Woolf, Virginia. "The Mark on the Wall".
The speaker establishes the theme of the mark on the wall and begins recalling the day and the circumstances of the day when she saw it. The mark interrupts her dwelling on an "old fancy" of medieval images and she happily grasps the "new object"; as human mind in general enjoys being presented a new challenge.
Her thoughts turn to the meditation on how little control human being have in their lives, how man is born helpless, and how his situation does not improve even with age. Then she self-consciously tries to direct her thoughts upon herself, she considers this kind of thoughts the most pleasant one; moves to the statement that exactly this will be the theme of "the novelists in future". She re-considers and re-defines reality, claiming the supposed reality is only "phantoms", and seems to hope also the current war will turn into one. She questions the validity of whatever knowledge, and so refuses to stand up and see what the mark on the wall is: "a nail, a rose-leaf, a crack in the wood?"

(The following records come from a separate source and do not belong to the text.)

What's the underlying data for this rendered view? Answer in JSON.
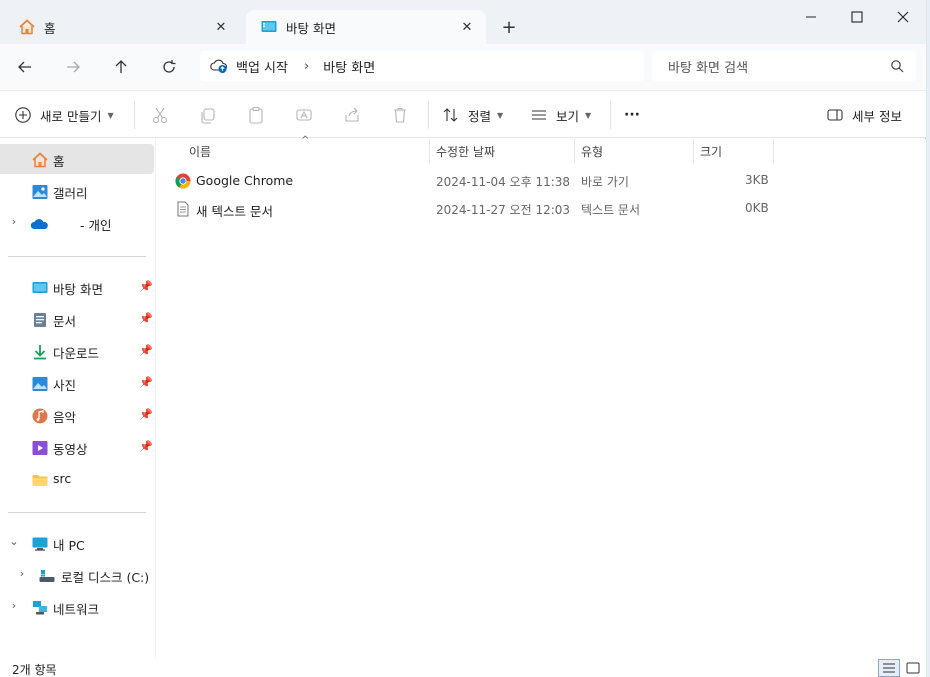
{
  "tabs": [
    {
      "label": "홈",
      "icon": "home-icon",
      "active": false
    },
    {
      "label": "바탕 화면",
      "icon": "desktop-icon",
      "active": true
    }
  ],
  "nav": {
    "backup_label": "백업 시작",
    "breadcrumb": "바탕 화면",
    "search_placeholder": "바탕 화면 검색"
  },
  "toolbar": {
    "new_label": "새로 만들기",
    "sort_label": "정렬",
    "view_label": "보기",
    "more_label": "···",
    "details_label": "세부 정보"
  },
  "sidebar": {
    "top": [
      {
        "label": "홈",
        "icon": "home-icon",
        "selected": true
      },
      {
        "label": "갤러리",
        "icon": "gallery-icon"
      },
      {
        "label": "- 개인",
        "icon": "onedrive-icon",
        "expandable": true
      }
    ],
    "pinned": [
      {
        "label": "바탕 화면",
        "icon": "desktop-icon"
      },
      {
        "label": "문서",
        "icon": "documents-icon"
      },
      {
        "label": "다운로드",
        "icon": "download-icon"
      },
      {
        "label": "사진",
        "icon": "pictures-icon"
      },
      {
        "label": "음악",
        "icon": "music-icon"
      },
      {
        "label": "동영상",
        "icon": "videos-icon"
      },
      {
        "label": "src",
        "icon": "folder-icon"
      }
    ],
    "devices": [
      {
        "label": "내 PC",
        "icon": "pc-icon"
      },
      {
        "label": "로컬 디스크 (C:)",
        "icon": "drive-icon"
      },
      {
        "label": "네트워크",
        "icon": "network-icon"
      }
    ]
  },
  "columns": {
    "name": "이름",
    "modified": "수정한 날짜",
    "type": "유형",
    "size": "크기"
  },
  "files": [
    {
      "name": "Google Chrome",
      "modified": "2024-11-04 오후 11:38",
      "type": "바로 가기",
      "size": "3KB",
      "icon": "chrome-icon"
    },
    {
      "name": "새 텍스트 문서",
      "modified": "2024-11-27 오전 12:03",
      "type": "텍스트 문서",
      "size": "0KB",
      "icon": "text-file-icon"
    }
  ],
  "status": {
    "count": "2개 항목"
  },
  "colors": {
    "accent": "#0067c0",
    "folder": "#f5c542",
    "home": "#e8833a"
  }
}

She states to be content to interrupt her unpleasant thoughts by thinking about the mark on the wall. She succumbs into a series of further musings so that at the end she cannot recall what she was originally thinking about. When she traces back in her memory, she is interrupted by someone (her husband?) informing her he leaves to buy a newspaper, though there is no sense in it: "Curse this war; God damn this war!…" And he adds why there is a snail on the wall. She recall her original theme and realises the mark on the wall was a snail.

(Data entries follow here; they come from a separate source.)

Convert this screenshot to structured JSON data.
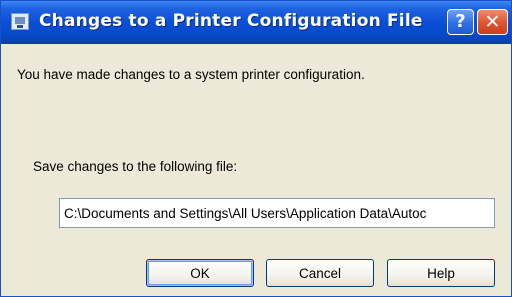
{
  "window": {
    "title": "Changes to a Printer Configuration File",
    "help_glyph": "?",
    "close_glyph": "✕"
  },
  "body": {
    "message": "You have made changes to a system printer configuration.",
    "save_label": "Save changes to the following file:",
    "file_path": "C:\\Documents and Settings\\All Users\\Application Data\\Autoc"
  },
  "buttons": {
    "ok": "OK",
    "cancel": "Cancel",
    "help": "Help"
  },
  "icons": {
    "app": "printer-config-icon",
    "help": "help-icon",
    "close": "close-icon"
  },
  "colors": {
    "titlebar": "#0a4fd8",
    "close_button": "#e2532f",
    "dialog_background": "#ece9d8"
  }
}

AuthorWoolf, Virginia. (1882 - 1941).
Full Title"The Mark on the Wall".
First PublishedIn: Monday or Tuesday. London: Hogarth Press, 1921.
Woolf, Virginia. "The Mark on the Wall". (1921). The Mark on the Wall and Other Short Fiction. Oxford: Oxford Univesity Press, 2001.